Create a light and transparent collar-base for the large composite flower to nestle into.
A t-wire create a stem to insert grass or twigs to shadow a design without laying flat
My article and a floral panel design featured in DIY Weddings Magazine
My article and Japanese paper flower armature design featured in the March issue of The Academy Leader- Academy of Floral Design, published by the The Floral Art Society of New...
Glue a fantasy forest from Popsicle sticks, grape vine tendrils and willow tips
This was the third design I did in my "All things Autumn (by which I mean all things chocolate)" floral art demonstration
Glue a bunch of twigs inside a container to create a round stack
Hoard a few acorns in the fork of a twig to show off a single oncidium orchid.
Instead of just placing a handful of twigs and two stems of sweet peas in a vase... why not...?

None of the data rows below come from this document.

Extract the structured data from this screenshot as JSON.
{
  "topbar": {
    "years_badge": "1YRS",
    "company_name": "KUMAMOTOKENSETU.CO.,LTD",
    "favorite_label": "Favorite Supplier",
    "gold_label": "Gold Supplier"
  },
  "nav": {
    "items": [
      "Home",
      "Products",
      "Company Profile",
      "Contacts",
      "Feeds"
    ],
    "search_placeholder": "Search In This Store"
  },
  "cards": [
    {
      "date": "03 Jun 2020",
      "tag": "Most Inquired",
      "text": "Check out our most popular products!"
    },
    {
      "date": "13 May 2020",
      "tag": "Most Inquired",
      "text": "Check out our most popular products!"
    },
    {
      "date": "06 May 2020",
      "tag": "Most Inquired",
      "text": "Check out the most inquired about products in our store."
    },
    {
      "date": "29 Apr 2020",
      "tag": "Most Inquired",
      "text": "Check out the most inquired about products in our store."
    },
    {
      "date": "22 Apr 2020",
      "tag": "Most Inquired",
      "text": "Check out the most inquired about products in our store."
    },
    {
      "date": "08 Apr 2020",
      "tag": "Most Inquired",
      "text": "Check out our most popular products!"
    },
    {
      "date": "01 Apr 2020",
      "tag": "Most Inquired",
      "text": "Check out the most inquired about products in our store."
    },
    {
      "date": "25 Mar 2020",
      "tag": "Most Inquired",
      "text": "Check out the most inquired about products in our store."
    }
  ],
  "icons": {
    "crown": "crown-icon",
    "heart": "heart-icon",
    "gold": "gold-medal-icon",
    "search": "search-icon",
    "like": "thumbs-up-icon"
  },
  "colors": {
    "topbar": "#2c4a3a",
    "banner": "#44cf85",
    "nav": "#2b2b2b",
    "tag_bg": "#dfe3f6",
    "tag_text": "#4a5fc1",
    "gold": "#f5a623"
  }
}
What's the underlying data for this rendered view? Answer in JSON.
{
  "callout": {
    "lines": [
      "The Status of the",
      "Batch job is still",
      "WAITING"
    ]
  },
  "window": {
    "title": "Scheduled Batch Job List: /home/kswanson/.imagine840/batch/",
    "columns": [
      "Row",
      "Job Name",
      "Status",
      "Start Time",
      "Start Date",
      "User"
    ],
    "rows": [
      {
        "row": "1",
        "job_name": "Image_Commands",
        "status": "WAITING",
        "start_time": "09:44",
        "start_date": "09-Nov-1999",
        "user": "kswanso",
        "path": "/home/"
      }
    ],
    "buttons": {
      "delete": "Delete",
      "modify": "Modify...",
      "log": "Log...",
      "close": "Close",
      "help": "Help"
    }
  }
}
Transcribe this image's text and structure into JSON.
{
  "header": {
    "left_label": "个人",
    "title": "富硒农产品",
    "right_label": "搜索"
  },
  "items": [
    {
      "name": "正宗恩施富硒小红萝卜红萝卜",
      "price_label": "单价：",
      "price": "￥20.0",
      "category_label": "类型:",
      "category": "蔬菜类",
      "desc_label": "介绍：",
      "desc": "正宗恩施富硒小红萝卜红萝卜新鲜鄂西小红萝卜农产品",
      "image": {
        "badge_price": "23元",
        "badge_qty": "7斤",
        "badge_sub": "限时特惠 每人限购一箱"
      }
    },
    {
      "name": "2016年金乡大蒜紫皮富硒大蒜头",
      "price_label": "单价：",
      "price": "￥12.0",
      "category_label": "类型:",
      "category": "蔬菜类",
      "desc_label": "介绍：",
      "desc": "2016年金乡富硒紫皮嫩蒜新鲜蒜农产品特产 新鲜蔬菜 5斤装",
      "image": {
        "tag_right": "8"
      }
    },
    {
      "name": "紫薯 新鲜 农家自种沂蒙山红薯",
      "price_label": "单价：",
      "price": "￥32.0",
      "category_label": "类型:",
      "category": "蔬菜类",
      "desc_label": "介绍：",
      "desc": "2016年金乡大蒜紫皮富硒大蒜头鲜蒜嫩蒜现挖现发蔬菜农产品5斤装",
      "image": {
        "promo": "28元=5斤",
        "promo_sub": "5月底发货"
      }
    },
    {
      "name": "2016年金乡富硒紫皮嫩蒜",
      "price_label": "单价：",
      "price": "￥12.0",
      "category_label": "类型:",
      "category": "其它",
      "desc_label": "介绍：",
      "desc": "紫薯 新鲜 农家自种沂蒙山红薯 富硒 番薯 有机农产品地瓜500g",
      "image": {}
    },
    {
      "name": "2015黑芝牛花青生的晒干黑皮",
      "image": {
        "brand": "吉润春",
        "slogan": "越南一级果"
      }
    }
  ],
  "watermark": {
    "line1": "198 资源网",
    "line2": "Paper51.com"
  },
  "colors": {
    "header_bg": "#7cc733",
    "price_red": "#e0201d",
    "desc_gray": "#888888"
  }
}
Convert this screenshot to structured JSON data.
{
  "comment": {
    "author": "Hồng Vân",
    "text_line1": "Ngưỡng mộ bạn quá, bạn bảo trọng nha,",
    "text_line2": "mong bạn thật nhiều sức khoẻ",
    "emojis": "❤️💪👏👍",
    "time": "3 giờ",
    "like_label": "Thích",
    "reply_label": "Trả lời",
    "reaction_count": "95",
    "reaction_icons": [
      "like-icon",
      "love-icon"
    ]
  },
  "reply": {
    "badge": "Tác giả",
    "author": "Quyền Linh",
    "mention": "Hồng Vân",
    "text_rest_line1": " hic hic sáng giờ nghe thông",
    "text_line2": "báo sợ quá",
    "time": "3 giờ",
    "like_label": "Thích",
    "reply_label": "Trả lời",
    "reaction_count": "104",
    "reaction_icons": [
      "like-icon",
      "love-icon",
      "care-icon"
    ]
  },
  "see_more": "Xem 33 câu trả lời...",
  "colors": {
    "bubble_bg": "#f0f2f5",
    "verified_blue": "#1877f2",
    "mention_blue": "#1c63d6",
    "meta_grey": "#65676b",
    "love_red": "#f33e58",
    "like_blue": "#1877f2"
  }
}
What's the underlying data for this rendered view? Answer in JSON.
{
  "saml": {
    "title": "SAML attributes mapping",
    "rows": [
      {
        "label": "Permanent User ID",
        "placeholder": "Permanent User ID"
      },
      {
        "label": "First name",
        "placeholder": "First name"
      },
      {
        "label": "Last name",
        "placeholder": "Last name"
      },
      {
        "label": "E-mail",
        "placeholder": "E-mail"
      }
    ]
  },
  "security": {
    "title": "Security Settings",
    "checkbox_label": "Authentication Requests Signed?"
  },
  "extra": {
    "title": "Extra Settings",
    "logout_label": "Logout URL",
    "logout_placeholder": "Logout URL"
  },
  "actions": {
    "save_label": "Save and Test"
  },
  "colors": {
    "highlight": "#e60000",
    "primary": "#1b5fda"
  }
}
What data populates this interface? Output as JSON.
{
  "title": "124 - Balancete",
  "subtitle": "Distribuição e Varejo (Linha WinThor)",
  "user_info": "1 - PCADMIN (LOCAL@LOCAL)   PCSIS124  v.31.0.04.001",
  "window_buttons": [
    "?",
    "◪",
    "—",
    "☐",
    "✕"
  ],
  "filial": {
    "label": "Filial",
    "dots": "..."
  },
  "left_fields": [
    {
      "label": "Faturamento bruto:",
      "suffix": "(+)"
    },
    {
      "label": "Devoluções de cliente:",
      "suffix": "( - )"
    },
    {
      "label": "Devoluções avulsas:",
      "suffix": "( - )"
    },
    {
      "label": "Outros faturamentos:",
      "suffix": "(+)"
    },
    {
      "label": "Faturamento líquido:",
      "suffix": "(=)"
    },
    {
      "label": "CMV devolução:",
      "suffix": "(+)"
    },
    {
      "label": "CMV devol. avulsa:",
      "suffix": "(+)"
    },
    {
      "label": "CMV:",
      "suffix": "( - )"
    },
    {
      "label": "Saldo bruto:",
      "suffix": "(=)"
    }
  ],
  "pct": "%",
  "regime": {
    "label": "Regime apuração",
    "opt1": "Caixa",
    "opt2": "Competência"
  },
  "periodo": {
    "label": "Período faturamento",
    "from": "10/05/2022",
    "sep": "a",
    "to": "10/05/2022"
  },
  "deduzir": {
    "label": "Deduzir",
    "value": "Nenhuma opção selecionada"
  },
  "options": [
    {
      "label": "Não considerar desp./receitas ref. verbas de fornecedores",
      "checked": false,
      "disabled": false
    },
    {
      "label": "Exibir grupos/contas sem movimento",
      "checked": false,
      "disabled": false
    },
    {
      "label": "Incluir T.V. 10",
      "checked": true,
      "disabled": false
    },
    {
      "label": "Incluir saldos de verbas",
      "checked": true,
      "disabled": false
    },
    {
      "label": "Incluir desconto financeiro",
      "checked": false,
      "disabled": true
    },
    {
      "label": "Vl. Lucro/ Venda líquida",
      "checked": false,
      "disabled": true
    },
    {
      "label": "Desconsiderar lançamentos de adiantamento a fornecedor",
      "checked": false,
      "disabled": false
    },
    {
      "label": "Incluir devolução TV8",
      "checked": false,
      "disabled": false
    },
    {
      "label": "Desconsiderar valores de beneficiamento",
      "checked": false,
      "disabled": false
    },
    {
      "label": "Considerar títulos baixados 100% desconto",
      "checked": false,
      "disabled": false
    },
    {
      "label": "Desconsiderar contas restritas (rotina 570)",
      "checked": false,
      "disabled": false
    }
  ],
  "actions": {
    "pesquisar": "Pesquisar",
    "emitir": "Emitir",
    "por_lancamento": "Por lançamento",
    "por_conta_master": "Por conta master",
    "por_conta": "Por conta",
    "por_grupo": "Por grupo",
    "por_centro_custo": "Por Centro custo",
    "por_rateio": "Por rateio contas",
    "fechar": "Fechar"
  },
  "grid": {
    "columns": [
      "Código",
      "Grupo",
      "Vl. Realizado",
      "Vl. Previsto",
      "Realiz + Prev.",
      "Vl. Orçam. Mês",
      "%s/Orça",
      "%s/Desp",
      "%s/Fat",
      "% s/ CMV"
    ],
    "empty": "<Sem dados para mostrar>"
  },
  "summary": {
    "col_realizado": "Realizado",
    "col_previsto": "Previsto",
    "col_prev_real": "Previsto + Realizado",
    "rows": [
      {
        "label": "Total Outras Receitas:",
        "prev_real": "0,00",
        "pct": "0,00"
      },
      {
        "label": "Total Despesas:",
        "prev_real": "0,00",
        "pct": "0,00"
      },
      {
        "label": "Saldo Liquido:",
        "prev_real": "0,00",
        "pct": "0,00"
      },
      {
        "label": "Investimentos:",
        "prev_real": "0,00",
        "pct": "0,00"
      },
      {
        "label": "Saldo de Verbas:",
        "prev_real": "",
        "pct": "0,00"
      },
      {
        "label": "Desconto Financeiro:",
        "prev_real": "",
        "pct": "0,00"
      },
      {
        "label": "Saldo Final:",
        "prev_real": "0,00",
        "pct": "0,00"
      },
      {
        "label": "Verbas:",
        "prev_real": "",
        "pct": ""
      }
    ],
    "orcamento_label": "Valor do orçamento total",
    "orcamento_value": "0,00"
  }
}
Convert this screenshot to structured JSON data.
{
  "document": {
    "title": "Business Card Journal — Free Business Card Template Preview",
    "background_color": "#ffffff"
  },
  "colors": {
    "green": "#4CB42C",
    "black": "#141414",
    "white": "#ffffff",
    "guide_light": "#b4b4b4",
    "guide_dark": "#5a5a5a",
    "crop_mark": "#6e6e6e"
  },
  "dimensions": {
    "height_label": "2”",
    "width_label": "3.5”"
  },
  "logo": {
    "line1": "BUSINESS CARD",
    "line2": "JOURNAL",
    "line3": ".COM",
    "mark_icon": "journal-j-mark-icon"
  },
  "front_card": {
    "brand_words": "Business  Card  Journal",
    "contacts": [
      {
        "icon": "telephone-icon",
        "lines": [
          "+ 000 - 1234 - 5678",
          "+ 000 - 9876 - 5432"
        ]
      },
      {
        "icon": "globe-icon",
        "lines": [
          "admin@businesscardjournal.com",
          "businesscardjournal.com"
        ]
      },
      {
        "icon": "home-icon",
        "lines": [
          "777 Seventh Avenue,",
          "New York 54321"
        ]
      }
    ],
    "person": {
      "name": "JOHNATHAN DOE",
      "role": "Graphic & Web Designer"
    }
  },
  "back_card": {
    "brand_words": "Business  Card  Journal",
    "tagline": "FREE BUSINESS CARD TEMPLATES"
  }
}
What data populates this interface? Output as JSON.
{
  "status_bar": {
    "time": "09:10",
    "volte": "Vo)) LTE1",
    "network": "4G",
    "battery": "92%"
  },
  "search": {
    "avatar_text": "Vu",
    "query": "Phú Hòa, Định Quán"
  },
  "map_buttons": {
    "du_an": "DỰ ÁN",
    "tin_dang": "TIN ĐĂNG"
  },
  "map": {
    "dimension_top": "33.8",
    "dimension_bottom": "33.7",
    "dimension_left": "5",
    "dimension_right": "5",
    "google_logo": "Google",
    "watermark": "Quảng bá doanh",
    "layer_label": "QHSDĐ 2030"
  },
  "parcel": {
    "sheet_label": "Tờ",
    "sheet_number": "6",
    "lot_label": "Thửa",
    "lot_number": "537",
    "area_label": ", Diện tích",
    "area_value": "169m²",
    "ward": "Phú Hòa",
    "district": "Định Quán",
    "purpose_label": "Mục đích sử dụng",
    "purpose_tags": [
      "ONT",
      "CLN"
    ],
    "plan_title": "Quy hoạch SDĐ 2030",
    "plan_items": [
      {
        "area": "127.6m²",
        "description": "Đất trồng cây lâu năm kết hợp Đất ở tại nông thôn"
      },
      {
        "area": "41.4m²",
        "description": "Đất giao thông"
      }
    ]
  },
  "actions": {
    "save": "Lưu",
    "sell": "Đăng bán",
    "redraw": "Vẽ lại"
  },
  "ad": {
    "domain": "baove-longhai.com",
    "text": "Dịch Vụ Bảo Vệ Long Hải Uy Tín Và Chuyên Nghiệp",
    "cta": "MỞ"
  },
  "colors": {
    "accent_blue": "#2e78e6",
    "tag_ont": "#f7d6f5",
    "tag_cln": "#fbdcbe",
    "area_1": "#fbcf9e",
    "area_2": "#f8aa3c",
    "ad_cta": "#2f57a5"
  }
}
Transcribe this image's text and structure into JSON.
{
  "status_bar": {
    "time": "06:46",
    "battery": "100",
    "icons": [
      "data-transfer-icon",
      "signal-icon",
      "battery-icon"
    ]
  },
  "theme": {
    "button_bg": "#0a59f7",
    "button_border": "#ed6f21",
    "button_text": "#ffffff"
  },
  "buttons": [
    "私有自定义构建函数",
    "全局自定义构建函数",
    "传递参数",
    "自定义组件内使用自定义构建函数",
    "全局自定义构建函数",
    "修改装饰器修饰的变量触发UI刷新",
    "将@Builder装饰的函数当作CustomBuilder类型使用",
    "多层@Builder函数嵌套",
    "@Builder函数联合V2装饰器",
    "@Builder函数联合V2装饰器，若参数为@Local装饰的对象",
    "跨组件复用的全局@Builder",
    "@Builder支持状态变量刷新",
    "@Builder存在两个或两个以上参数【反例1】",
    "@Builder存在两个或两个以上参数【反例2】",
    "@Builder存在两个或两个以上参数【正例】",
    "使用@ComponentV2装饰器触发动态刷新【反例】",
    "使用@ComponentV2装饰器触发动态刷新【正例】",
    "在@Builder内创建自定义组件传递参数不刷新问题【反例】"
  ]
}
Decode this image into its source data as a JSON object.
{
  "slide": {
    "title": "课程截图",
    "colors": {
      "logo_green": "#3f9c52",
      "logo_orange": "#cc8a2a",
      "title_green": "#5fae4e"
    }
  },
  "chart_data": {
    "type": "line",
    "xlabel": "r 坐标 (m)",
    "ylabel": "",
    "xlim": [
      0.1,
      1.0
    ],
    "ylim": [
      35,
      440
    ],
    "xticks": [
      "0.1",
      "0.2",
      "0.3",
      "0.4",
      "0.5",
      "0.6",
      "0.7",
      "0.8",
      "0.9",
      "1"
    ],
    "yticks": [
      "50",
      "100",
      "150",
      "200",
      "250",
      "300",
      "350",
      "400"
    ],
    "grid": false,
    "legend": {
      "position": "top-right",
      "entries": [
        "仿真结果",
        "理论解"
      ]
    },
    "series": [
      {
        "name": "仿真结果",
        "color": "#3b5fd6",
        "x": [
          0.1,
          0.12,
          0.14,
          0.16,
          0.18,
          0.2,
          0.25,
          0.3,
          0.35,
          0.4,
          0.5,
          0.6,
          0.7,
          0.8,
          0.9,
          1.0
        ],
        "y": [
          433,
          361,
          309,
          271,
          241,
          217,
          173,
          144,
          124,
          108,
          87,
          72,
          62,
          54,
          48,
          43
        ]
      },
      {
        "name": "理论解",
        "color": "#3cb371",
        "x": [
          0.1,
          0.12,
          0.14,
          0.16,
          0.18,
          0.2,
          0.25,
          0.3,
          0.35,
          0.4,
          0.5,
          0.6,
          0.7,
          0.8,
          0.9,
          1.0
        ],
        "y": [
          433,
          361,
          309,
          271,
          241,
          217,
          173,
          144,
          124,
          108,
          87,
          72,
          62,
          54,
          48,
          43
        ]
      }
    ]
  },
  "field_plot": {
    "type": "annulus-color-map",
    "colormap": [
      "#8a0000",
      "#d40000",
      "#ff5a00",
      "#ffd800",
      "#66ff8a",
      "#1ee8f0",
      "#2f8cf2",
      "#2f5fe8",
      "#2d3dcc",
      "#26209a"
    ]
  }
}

A flat-lay to celebrate finally finding the perfect way to dry passion fruit flowers... and my book's first birthday but mostly the drying of passion fruit flowers thing.
Floral styling using mostly dried material that will last the entire Autumn.
Soft minimal Fall armature making it easy to replace the flowers as the season progress.
An early Spring design with a twist on using an old favourite: composite flowers.
Using that little something that is unusual about your flower to make the design stand out.
The dry wheat stems are suspended from the outside of the container so that they remain dry and the flower stems can gently rest inside to remain hydrated.
Place a small fishbowl vase at an angle to look like it is pouring out flowers and twigs.
A glued snipped to create a cooling cone for dangling orchids
Glue a band of snow dusted twigs to create a delicate armature for winter treasures.
This orchid developed at the very end of a long stem... right as the rest of the flowers started to die back so I made a special armature to display the cut stem.